In the case of sashimi, squid sashimi is sometimes called 'squid somen' because it is cut into thin pieces to make it easier to eat, and because this looks like Japanese noodles 'somen'. In addition, in areas such as Yobuko in Saga Prefecture where squid fishing is popular, there are areas where you can eat "live squid", which is prepared by slicing the still-living squid just before serving it!
When making sushi, cuts are often made in the flesh for reasons of soft texture and hygiene. If you use it for nori rolls or hand rolls, you can also roll shiso leaves and plums together!
When octopus (tako) is boiled in salted water, the umami is condensed and the flesh is firm and crispy, making it easier to eat. For this reason, high-class restaurants sometimes serve octopus raw, but ordinary restaurants rarely serve octopus raw, and salt-boiled octopus is often used.
Compared to raw octopus, which is characterized by its crunchy texture and crunchy texture, boiled octopus is springy yet soft and has a different flavor than raw octopus. It is attractive that you can enjoy it as sashimi or sushi.
Sweet shrimp (amaebi) is one of the most popular types of shrimp served raw in Japan. Both sashimi and nigiri sushi are basically served with the shell removed and the tail attached. It's very sweet when you put it in your mouth, and it's delicious as it melts on your tongue! It can be purchased as sashimi at markets and supermarkets, but it is commonly eaten as nigiri sushi or gunkanmaki.
Fresh raw scallops (hotate) will surprise you that "when heated and when eating raw, the taste changes this much!?". While it has a firm texture, the sweetness, richness, and creamy taste are exquisite!
In general, scallops are used for sashimi and sushi, but gills and string are also used in cooking. It is preferred as an accompaniment to alcohol such as Japanese sake. When eating scallops in sushi, it is common to eat them as nigiri or gunkanmaki.
Salmon roe (ikura) is Japanese fish roe such as salmon and trout, similar to caviar. Unlike other seafood, there is no kanji notation because the name is derived from Russian.
In Japan, salmon roe is often marinated in soy sauce and eaten as chirashi sushi or gunkanmaki. By pickling the washed raw egg in soy sauce, you can enjoy the texture of the salmon roe, the sweetness of the soy sauce, and the rich, gooey flavor. The translucent, bright orange egg bursts in your mouth when you eat it, and has a unique texture, making it one of the representative ingredients of gunkanmaki.
Sea urchin (uni) is one of the most prized and expensive delicacies in Japan. In sushi, it is one of the representative ingredients of gunkanmaki, and is characterized by its deep yellow or orange color, rich sweetness and buttery taste.
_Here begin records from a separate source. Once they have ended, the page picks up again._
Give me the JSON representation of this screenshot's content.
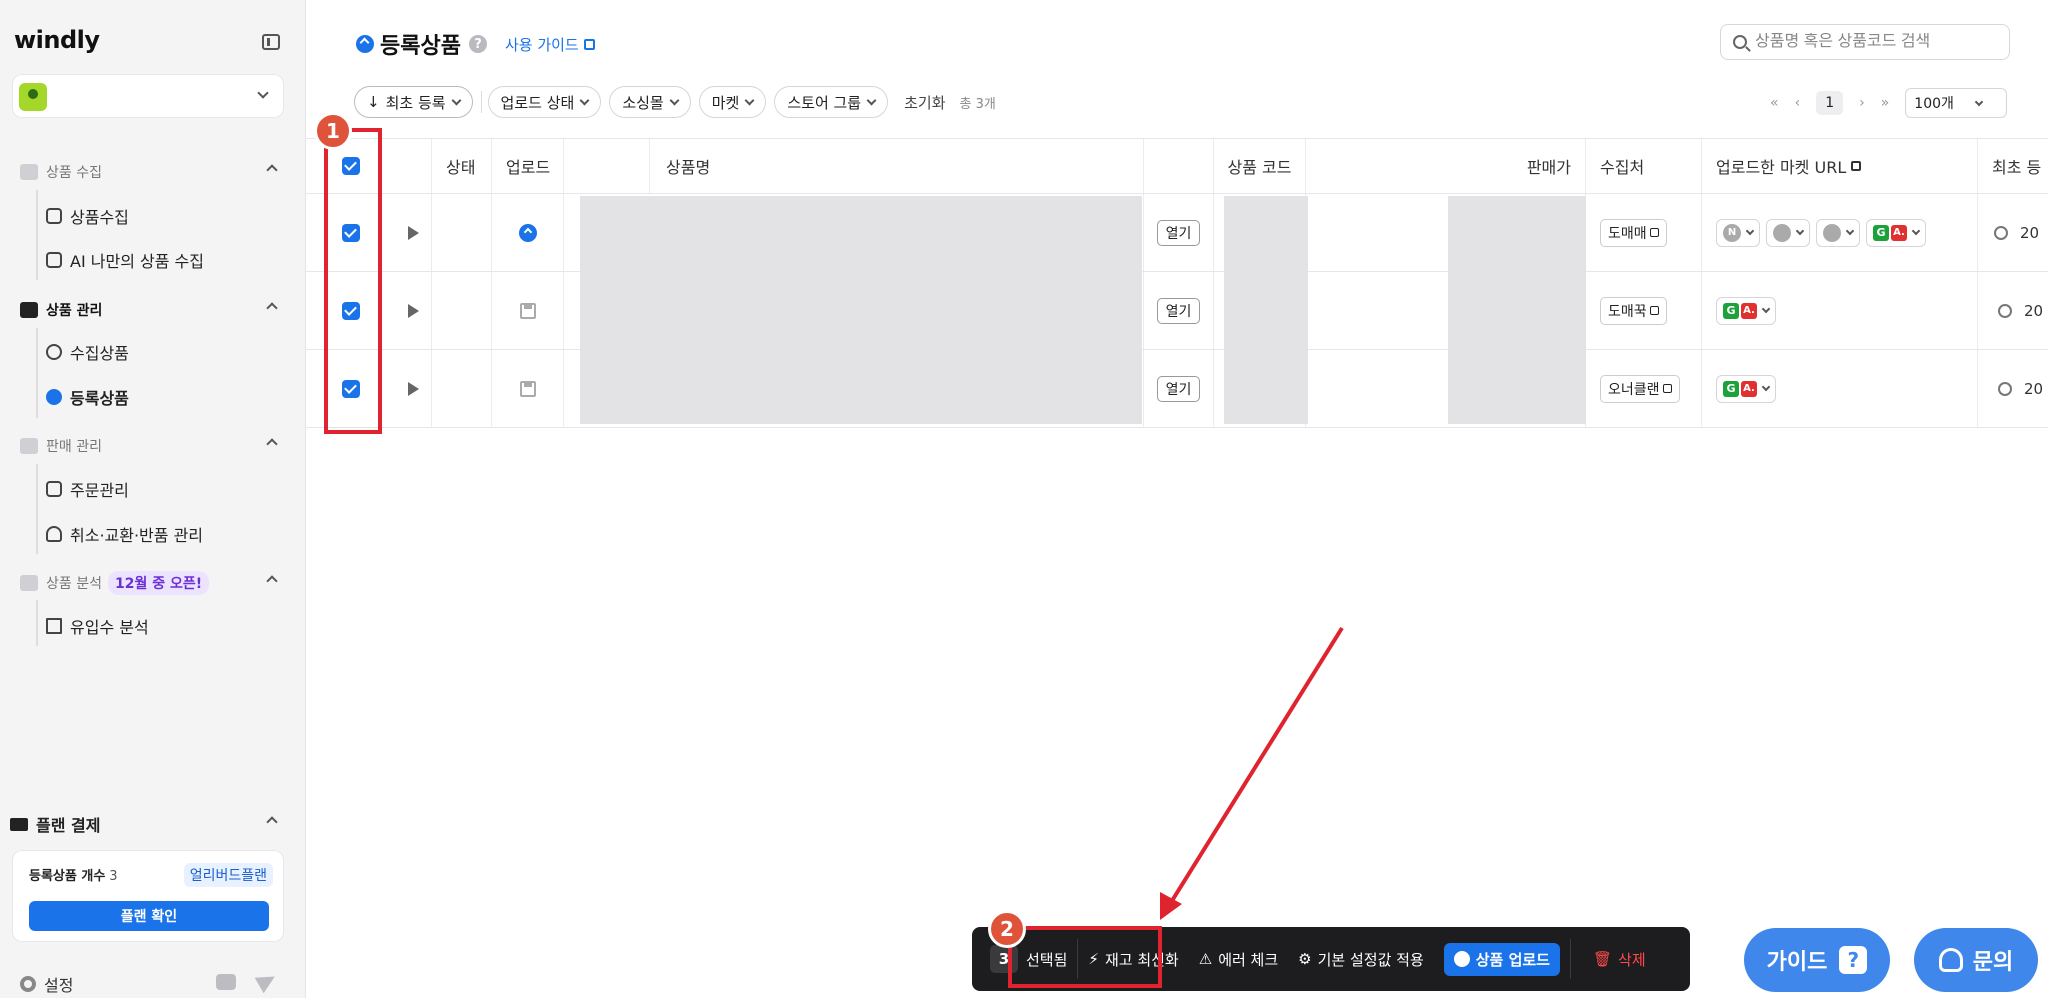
{
  "brand": "windly",
  "sidebar": {
    "sections": [
      {
        "label": "상품 수집",
        "items": [
          "상품수집",
          "AI 나만의 상품 수집"
        ]
      },
      {
        "label": "상품 관리",
        "items": [
          "수집상품",
          "등록상품"
        ]
      },
      {
        "label": "판매 관리",
        "items": [
          "주문관리",
          "취소·교환·반품 관리"
        ]
      },
      {
        "label": "상품 분석",
        "badge": "12월 중 오픈!",
        "items": [
          "유입수 분석"
        ]
      }
    ],
    "plan": {
      "title": "플랜 결제",
      "count_label": "등록상품 개수",
      "count_value": "3",
      "plan_tag": "얼리버드플랜",
      "button": "플랜 확인"
    },
    "settings": "설정"
  },
  "header": {
    "title": "등록상품",
    "help": "?",
    "guide_link": "사용 가이드",
    "search_placeholder": "상품명 혹은 상품코드 검색"
  },
  "filters": {
    "sort": "최초 등록",
    "pills": [
      "업로드 상태",
      "소싱몰",
      "마켓",
      "스토어 그룹"
    ],
    "reset": "초기화",
    "total": "총 3개"
  },
  "pager": {
    "first": "«",
    "prev": "‹",
    "current": "1",
    "next": "›",
    "last": "»",
    "page_size": "100개"
  },
  "table": {
    "headers": [
      "상태",
      "업로드",
      "상품명",
      "상품 코드",
      "판매가",
      "수집처",
      "업로드한 마켓 URL",
      "최초 등"
    ],
    "rows": [
      {
        "open": "열기",
        "source": "도매매",
        "upload": "uploaded",
        "date": "20"
      },
      {
        "open": "열기",
        "source": "도매꾹",
        "upload": "saved",
        "date": "20"
      },
      {
        "open": "열기",
        "source": "오너클랜",
        "upload": "saved",
        "date": "20"
      }
    ],
    "market_icons": {
      "n": "N",
      "g": "G",
      "a": "A."
    }
  },
  "actionbar": {
    "count": "3",
    "selected": "선택됨",
    "refresh": "재고 최신화",
    "error_check": "에러 체크",
    "apply_default": "기본 설정값 적용",
    "upload": "상품 업로드",
    "delete": "삭제"
  },
  "annotations": {
    "step1": "1",
    "step2": "2"
  },
  "floating": {
    "guide": "가이드",
    "inquiry": "문의"
  },
  "colors": {
    "accent": "#1a73e8",
    "annotation_red": "#e0242f",
    "marker_orange": "#e0533b"
  }
}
To preserve the color and freshness of sea urchin that has been caught and shelled, most stores use a food additive called alum. The fresher the sea urchin, the more you can enjoy its refreshing aroma. If you are going to eat sea urchin, it is recommended to eat freshly caught sea urchin from areas such as Hokkaido, which are famous for seafood, or at fishing ports.
In sushi, it can be said that it is one of the representative ingredients of gunkanmaki.